__What is required__
Each line that has the string "MODBUS" must be copied from the records below.

__Data to use__

= Beginning of Section =

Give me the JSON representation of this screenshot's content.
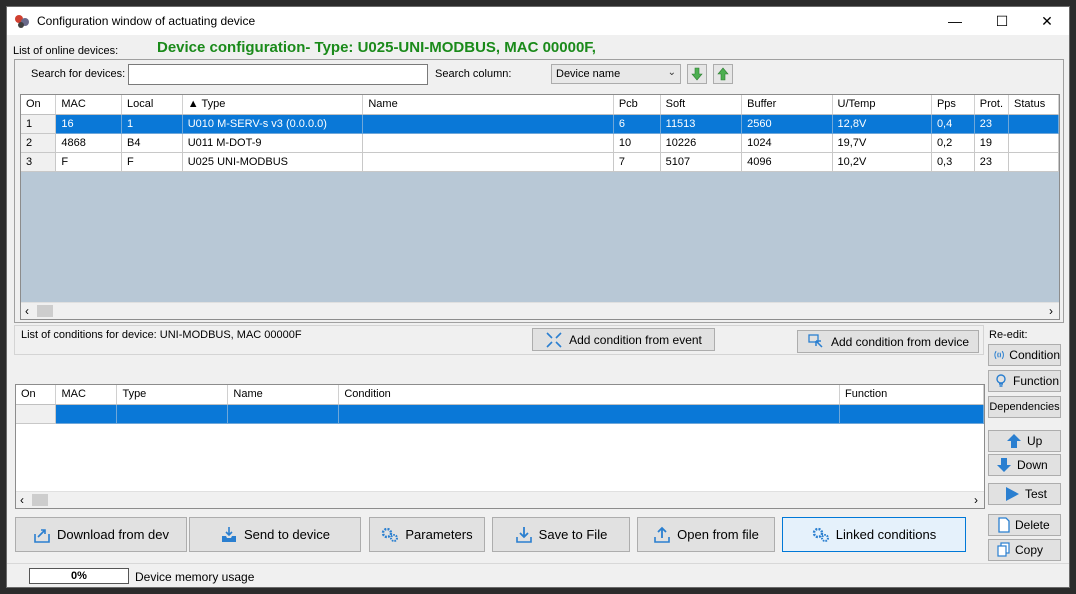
{
  "window": {
    "title": "Configuration window of actuating device",
    "minimize": "—",
    "maximize": "☐",
    "close": "✕"
  },
  "online": {
    "section_label": "List of online devices:",
    "config_title": "Device configuration- Type: U025-UNI-MODBUS, MAC 00000F,",
    "search_label": "Search for devices:",
    "search_value": "",
    "search_column_label": "Search column:",
    "search_column_value": "Device name",
    "columns": [
      "On",
      "MAC",
      "Local",
      "▲ Type",
      "Name",
      "Pcb",
      "Soft",
      "Buffer",
      "U/Temp",
      "Pps",
      "Prot.",
      "Status"
    ],
    "rows": [
      [
        "1",
        "16",
        "1",
        "U010 M-SERV-s v3 (0.0.0.0)",
        "",
        "6",
        "11513",
        "2560",
        "12,8V",
        "0,4",
        "23",
        ""
      ],
      [
        "2",
        "4868",
        "B4",
        "U011 M-DOT-9",
        "",
        "10",
        "10226",
        "1024",
        "19,7V",
        "0,2",
        "19",
        ""
      ],
      [
        "3",
        "F",
        "F",
        "U025 UNI-MODBUS",
        "",
        "7",
        "5107",
        "4096",
        "10,2V",
        "0,3",
        "23",
        ""
      ]
    ]
  },
  "conditions": {
    "section_label": "List of conditions for device: UNI-MODBUS, MAC 00000F",
    "add_from_event": "Add condition from event",
    "add_from_device": "Add condition from device",
    "columns": [
      "On",
      "MAC",
      "Type",
      "Name",
      "Condition",
      "Function"
    ]
  },
  "side": {
    "reedit_label": "Re-edit:",
    "condition": "Condition",
    "function": "Function",
    "dependencies": "Dependencies",
    "up": "Up",
    "down": "Down",
    "test": "Test",
    "delete": "Delete",
    "copy": "Copy"
  },
  "bottom": {
    "download": "Download from dev",
    "send": "Send to device",
    "parameters": "Parameters",
    "save": "Save to File",
    "open": "Open from file",
    "linked": "Linked conditions"
  },
  "status": {
    "progress_text": "0%",
    "progress_value": 0,
    "memory_label": "Device memory usage"
  },
  "colors": {
    "selection": "#0a78d7",
    "title_green": "#1a8a1a",
    "grid_empty": "#b8c8d6"
  }
}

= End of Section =

__Finished exercise__
    "config_title": "Device configuration- Type: U025-UNI-MODBUS, MAC 00000F,",
        "U025 UNI-MODBUS",
    "section_label": "List of conditions for device: UNI-MODBUS, MAC 00000F",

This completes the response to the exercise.